[Items listed in a dataset]
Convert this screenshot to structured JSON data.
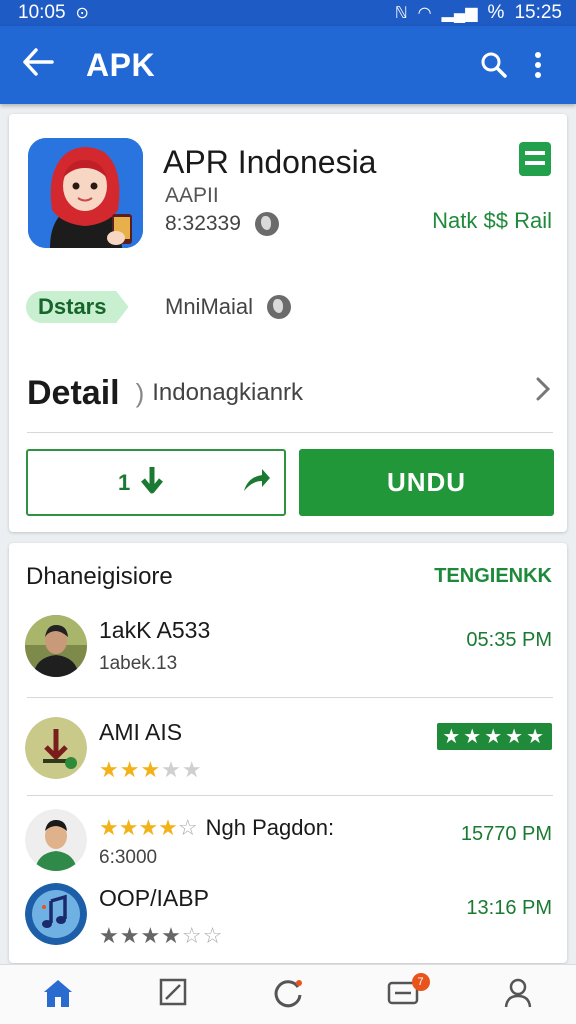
{
  "status_bar": {
    "time_left": "10:05",
    "battery": "%",
    "time_right": "15:25"
  },
  "app_bar": {
    "title": "APK"
  },
  "app": {
    "name": "APR Indonesia",
    "line1": "AAPII",
    "line2": "8:32339",
    "price": "Natk $$ Rail"
  },
  "status": {
    "pill": "Dstars",
    "side": "MniMaial"
  },
  "detail": {
    "title": "Detail",
    "sep": ")",
    "value": "Indonagkianrk"
  },
  "buttons": {
    "outline_label": "1",
    "install_label": "UNDU"
  },
  "list": {
    "heading": "Dhaneigisiore",
    "link": "TENGIENKK",
    "items": [
      {
        "title": "1akK A533",
        "sub": "1abek.13",
        "time": "05:35 PM"
      },
      {
        "title": "AMI AIS",
        "time": ""
      },
      {
        "title": "Ngh Pagdon:",
        "sub": "6:3000",
        "time": "15770 PM"
      },
      {
        "title": "OOP/IABP",
        "time": "13:16 PM"
      }
    ]
  },
  "bottom_nav": {
    "badge": "7"
  },
  "colors": {
    "primary": "#2268d4",
    "accent_green": "#21973a",
    "star": "#f2b21a"
  }
}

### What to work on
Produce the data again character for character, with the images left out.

### Solution to the exercise
Convert this screenshot to structured JSON data.
{
  "status_bar": {
    "time_left": "10:05",
    "battery": "%",
    "time_right": "15:25"
  },
  "app_bar": {
    "title": "APK"
  },
  "app": {
    "name": "APR Indonesia",
    "line1": "AAPII",
    "line2": "8:32339",
    "price": "Natk $$ Rail"
  },
  "status": {
    "pill": "Dstars",
    "side": "MniMaial"
  },
  "detail": {
    "title": "Detail",
    "sep": ")",
    "value": "Indonagkianrk"
  },
  "buttons": {
    "outline_label": "1",
    "install_label": "UNDU"
  },
  "list": {
    "heading": "Dhaneigisiore",
    "link": "TENGIENKK",
    "items": [
      {
        "title": "1akK A533",
        "sub": "1abek.13",
        "time": "05:35 PM"
      },
      {
        "title": "AMI AIS",
        "time": ""
      },
      {
        "title": "Ngh Pagdon:",
        "sub": "6:3000",
        "time": "15770 PM"
      },
      {
        "title": "OOP/IABP",
        "time": "13:16 PM"
      }
    ]
  },
  "bottom_nav": {
    "badge": "7"
  },
  "colors": {
    "primary": "#2268d4",
    "accent_green": "#21973a",
    "star": "#f2b21a"
  }
}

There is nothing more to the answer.